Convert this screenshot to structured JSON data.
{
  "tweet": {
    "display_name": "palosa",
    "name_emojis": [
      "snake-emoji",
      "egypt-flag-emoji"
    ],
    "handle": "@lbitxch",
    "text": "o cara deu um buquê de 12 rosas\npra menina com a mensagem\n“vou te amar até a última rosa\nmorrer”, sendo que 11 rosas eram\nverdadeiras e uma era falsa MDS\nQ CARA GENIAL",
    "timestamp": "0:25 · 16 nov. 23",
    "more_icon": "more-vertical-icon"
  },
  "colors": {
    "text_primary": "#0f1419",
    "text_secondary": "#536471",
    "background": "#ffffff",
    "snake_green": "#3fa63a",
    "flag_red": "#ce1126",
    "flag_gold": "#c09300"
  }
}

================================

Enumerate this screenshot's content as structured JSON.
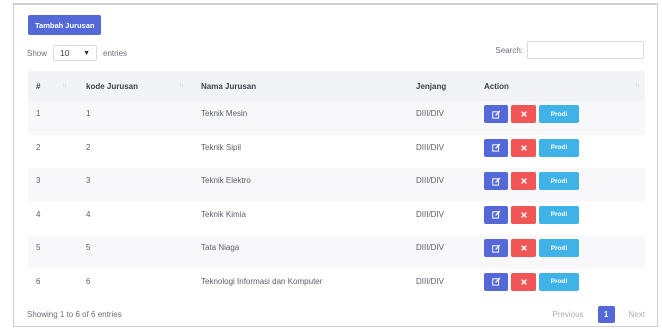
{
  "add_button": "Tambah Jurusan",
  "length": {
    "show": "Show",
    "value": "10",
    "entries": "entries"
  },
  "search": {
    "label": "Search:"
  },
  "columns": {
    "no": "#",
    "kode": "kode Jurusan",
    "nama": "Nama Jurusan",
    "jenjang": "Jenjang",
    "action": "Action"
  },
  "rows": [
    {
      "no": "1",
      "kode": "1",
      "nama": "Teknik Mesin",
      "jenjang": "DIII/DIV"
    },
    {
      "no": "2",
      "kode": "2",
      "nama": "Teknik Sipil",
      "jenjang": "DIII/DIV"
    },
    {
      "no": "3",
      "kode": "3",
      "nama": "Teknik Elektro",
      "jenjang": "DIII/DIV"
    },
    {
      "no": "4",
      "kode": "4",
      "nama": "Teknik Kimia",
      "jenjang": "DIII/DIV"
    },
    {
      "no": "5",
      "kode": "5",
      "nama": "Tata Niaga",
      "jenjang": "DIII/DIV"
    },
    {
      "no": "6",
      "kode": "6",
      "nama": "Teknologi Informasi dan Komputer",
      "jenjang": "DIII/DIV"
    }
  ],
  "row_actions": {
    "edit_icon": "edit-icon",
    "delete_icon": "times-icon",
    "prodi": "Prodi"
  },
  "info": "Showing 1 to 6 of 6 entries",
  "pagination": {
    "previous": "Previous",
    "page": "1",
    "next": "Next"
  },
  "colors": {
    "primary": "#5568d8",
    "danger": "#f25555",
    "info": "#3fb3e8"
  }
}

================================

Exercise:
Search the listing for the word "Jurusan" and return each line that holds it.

Problem solution:
  "add_button": "Tambah Jurusan",
    "kode": "kode Jurusan",
    "nama": "Nama Jurusan",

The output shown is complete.